The Ashers bakery cake case in which the bakery owners refused to bake a cake for a gay organization that would include an inscription promoting gay marriage has been going on for well over a year now. What I wrote about it one year ago still appears perfectly pertinent, but things have moved on and now it is all coming to a head.
There is a lot of stuff on the Internet, detailing the present state of play. Both Christian Concern and the Christian Institute have written recently on the matter, albeit more from a pro-Asher perspective, although there is a lot else around giving a neutral or anti perspective, and I refer readers to this. As I write, the Appeal hearing against the earlier conviction that the Ashers had broken the law regarding discrimination, has finished and we now await the Appeal Court’s verdict on the matter. Since the case came to light, many have added their two penneth on what should happen next. One of the more surprising comments on the case came from gay rights activist Peter Tatchell, who wrote: “like most gay and equality campaigners, I initially condemned the Christian-run Ashers Bakery in Belfast over its refusal to produce a cake with a pro-gay marriage slogan for a gay customer, Gareth Lee. I supported his legal claim against Ashers and the subsequent verdict – the bakery was found guilty of discrimination last year. Now, two days before the case goes to appeal, I have changed my mind. Much as I wish to defend the gay community, I also want to defend freedom of conscience, expression and religion”.

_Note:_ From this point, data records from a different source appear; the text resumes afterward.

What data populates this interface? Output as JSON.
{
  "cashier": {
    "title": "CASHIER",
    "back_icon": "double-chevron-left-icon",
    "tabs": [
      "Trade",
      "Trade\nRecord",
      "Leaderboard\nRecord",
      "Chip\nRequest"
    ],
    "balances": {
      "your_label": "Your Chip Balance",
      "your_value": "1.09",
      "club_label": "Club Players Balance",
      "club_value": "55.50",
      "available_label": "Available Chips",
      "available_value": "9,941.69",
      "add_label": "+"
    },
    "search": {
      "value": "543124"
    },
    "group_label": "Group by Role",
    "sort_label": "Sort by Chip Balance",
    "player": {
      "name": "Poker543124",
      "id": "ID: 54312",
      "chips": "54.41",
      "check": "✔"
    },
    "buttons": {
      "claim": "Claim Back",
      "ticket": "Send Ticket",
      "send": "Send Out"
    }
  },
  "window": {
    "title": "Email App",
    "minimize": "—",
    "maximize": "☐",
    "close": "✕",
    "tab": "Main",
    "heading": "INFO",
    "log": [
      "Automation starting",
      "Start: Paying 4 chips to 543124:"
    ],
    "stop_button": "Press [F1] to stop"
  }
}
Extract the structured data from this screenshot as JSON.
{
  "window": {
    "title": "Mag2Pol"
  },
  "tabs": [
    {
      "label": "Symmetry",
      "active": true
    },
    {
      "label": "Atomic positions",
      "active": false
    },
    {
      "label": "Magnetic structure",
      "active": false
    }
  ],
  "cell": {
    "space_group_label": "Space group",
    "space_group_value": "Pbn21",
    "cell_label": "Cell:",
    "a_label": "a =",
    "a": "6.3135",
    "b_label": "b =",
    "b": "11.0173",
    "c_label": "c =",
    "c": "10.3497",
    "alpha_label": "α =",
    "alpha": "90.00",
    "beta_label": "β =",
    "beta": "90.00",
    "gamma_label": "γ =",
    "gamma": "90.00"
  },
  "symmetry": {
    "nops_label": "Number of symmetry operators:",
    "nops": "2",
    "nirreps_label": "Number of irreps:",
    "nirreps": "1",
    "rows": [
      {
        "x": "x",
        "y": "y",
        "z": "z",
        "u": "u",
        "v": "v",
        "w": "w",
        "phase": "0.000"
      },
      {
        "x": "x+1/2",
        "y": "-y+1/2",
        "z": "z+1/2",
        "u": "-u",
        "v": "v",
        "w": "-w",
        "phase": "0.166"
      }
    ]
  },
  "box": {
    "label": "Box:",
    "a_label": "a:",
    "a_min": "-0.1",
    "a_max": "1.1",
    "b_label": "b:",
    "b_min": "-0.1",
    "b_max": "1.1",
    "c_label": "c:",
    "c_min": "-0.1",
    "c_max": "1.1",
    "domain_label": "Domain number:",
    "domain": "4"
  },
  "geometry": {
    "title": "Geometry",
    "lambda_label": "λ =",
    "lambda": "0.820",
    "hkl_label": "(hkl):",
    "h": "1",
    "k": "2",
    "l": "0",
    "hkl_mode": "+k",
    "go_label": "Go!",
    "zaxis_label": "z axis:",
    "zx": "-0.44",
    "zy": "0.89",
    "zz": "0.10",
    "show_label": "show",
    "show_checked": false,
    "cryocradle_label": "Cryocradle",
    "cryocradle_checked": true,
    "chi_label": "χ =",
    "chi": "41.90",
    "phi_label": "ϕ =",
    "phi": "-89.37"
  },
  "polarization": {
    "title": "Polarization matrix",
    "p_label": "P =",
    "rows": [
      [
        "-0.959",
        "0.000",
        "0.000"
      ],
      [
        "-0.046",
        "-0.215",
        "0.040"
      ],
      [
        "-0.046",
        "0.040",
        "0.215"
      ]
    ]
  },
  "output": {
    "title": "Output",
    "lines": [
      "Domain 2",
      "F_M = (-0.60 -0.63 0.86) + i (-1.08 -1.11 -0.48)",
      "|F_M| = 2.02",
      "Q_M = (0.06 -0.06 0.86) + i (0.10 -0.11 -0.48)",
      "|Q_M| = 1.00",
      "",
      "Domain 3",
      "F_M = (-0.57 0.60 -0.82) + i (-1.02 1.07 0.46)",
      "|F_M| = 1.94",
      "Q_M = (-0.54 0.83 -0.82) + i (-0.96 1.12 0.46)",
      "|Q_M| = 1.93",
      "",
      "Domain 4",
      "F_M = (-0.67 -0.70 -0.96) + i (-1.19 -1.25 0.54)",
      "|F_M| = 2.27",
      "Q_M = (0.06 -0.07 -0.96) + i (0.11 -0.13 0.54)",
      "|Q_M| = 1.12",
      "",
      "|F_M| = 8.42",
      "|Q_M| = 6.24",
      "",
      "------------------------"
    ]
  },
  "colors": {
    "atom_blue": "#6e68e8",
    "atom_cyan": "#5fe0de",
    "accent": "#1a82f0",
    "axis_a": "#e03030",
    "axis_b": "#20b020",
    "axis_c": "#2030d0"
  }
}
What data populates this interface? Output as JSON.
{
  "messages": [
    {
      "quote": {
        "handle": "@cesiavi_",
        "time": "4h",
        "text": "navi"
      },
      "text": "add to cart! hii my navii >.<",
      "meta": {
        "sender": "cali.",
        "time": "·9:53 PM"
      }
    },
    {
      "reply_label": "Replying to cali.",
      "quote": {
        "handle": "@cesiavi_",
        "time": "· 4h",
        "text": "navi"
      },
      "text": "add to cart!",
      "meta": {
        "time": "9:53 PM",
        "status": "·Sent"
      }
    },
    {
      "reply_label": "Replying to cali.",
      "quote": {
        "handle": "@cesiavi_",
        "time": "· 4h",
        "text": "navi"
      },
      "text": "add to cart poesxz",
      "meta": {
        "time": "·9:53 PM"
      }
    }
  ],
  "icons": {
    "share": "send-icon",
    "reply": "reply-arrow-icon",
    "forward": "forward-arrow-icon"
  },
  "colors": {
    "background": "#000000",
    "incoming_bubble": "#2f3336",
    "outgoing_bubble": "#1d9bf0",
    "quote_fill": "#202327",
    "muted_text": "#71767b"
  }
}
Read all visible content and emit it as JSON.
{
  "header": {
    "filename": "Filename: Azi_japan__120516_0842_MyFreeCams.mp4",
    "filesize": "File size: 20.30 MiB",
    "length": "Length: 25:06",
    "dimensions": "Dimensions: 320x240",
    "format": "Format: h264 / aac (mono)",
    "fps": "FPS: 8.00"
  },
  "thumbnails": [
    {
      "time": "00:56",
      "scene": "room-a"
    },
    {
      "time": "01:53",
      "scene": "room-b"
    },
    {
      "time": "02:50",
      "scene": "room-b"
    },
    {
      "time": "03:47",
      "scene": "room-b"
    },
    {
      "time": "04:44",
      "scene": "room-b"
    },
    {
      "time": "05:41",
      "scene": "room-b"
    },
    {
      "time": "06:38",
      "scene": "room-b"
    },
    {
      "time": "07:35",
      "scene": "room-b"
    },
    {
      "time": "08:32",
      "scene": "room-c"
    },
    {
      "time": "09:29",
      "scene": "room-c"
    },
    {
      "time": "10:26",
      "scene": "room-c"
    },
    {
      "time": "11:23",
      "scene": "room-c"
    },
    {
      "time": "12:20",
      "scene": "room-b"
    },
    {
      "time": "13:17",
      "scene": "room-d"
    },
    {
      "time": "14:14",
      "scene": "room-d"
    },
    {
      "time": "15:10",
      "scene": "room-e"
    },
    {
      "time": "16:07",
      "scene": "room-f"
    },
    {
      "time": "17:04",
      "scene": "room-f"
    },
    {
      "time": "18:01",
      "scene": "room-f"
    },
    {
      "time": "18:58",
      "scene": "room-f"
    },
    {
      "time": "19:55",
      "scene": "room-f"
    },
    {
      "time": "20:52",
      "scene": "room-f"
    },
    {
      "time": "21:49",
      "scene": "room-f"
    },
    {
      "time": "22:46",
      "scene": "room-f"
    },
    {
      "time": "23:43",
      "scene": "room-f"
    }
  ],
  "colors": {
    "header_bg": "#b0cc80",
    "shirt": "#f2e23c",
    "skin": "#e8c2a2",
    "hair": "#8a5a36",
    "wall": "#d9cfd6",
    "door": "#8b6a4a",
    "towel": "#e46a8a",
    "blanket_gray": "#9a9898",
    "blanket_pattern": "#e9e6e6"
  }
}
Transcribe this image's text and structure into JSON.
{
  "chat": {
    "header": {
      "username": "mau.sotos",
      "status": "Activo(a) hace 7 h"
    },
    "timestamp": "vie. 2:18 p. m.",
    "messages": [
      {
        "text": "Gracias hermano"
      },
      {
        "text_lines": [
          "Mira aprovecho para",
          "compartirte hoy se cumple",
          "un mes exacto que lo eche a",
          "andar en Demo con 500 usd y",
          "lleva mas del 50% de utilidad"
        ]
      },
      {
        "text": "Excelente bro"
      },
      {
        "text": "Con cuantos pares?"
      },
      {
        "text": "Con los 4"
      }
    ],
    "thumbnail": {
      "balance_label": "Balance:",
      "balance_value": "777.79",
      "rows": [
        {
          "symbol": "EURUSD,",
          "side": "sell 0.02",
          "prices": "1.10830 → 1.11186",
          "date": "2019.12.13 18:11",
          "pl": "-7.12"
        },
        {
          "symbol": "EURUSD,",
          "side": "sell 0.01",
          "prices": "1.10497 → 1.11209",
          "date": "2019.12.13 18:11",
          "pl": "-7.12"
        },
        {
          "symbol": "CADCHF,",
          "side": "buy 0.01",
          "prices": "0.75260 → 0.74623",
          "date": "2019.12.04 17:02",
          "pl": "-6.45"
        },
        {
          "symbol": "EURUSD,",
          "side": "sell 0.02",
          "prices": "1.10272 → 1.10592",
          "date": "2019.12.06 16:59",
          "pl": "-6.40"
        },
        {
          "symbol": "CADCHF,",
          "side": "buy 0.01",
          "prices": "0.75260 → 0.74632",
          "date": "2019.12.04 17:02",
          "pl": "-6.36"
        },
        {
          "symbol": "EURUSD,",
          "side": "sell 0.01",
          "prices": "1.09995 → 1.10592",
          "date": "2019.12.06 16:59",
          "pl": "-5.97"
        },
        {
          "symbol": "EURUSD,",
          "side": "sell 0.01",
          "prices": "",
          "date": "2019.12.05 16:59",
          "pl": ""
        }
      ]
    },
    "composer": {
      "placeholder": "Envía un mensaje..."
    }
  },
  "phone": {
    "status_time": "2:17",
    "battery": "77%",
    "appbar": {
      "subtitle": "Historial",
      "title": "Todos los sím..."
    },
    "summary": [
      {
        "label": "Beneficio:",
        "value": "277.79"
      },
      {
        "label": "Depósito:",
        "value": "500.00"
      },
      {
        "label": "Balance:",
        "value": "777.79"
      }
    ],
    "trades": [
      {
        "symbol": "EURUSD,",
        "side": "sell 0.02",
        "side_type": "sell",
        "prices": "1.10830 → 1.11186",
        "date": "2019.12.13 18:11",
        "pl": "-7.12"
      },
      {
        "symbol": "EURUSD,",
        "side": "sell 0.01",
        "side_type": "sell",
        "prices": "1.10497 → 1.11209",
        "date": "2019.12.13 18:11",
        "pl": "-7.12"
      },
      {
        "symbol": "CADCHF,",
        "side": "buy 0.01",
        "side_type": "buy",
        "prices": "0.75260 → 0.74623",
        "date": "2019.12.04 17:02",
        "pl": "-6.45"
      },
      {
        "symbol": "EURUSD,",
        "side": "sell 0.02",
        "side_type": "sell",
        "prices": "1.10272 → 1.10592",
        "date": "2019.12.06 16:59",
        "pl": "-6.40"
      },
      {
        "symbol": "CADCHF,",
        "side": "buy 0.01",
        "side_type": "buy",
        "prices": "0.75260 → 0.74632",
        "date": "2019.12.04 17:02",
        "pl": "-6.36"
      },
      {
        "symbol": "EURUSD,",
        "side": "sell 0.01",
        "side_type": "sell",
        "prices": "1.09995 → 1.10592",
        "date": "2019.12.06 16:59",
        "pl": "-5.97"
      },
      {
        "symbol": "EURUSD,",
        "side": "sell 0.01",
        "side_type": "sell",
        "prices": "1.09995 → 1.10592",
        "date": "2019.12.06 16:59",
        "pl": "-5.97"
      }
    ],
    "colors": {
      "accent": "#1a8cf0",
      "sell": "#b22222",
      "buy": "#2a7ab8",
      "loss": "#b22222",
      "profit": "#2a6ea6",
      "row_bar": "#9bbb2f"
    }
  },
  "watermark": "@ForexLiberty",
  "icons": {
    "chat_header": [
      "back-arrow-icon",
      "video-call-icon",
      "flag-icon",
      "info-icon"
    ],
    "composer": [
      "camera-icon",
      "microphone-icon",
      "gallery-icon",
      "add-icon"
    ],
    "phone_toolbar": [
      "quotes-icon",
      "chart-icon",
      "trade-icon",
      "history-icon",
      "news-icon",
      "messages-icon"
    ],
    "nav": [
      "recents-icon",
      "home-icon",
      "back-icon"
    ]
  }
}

I was quite taken with an article from Premier Christianity titled: “Why the Gay Cake case will determine whether freedom of religion really exists”. It includes a quote from the Irish Attorney General: “the case for Mr Lee (who originally made the discrimination claim) is put with the appearance of sweet reasonableness but it cannot be disguised that Ashers are being compelled, on pain of civil liability, to burn a pinch of incense at the altar of a god they do not worship.” The quote and much of the article can be deemed, as did one of my Facebook friends when I shared it, as rather melodramatic, but the closing comment is one that bears thinking about: “Defeat would be a step towards an Orwellian situation where the Equality Commission decides which political and religious views are acceptable and which are not. The Chief Commissioner has already said that Christians should, ‘either look at the law or maybe that (baking) is not the business they should be in.’ His suggested solution that Christians stay out of certain occupations is worrying and dents confidence in the Commission. We must hope and pray that the Court of Appeal places a higher value on freedom of religion than the lower court.”
I was inclined initially not to raise the matter given I have already blogged several times on “culture war” issues and while there is a small minority that are with me on this, the majority, including Christians who are articulate and influential, find it at least mildly irritating and would rather I confine my attentions to social justice matters, being nice to minority groups and doing good. But I was quite touched that in our church prayer time yesterday, our youngest member raised this case as a matter for prayer and it occurred to me that I owed it for people like her to keep blogging away and making people realize the consequences for all of us if people like the Ashers continue to bear the brunt of unfavourable court decisions because of acting according to their conscience.
I do not doubt that gay people have gravely and wrongly suffered in the past because of discrimination, and it is right that the law has changed to help protect against future occurrences. But this is NOT discrimination. I understand the sticking point for the Ashers was not baking a cake, even with the logo, which they would have done gladly regardless of the sexual orientation of the one making the order, but they could not in conscience write a statement that flew in the face of a lot of what they believed. Granted some Christians who hold similar views may have gone ahead, including me, but it is a cardinal principle for people like me and the Ashers to follow what we believe is right before the Almighty. While persecution may be good for the soul, I’m pretty sure that people like the Ashers would rather not be embroiled in damaging litigation and get on with the business of serving their maker and then in turn the poor and disadvantaged. I believe now, more than ever, we need Christians speaking truth in the public square and NOT Orwellian Newspeak.
One thought on “To bake or not to bake”
I am gay and I am not a Christian. I do not believe that Christians should be allowed to withhold services from gay people just because they do not agree with their ‘lifestyle’ (nor do I think anyone should be able to withhold services from Christians, because of their lifestyle either). However this is not the case here. These people were being asked to bake a cake with a slogan on it which they profoundly disagreed with. If I were a baker, I would not wish to be asked to bake a cake with a slogan on it like ‘Hitler was right” or ‘expel all Muslims from the UK’ or anything else which I profoundly disagreed with. It’s a delicate balancing act – but one where we all must exercise care and understanding. You can’t have a society which is just and fair, where you can refuse to serve people just because you disapprove of them – if a customer you know is a member of the National Front, or a Roman Catholic or a member of the aristocracy – but political slogans – here I think freedom of conscience is the winner – so I must agree with Peter Tatchell.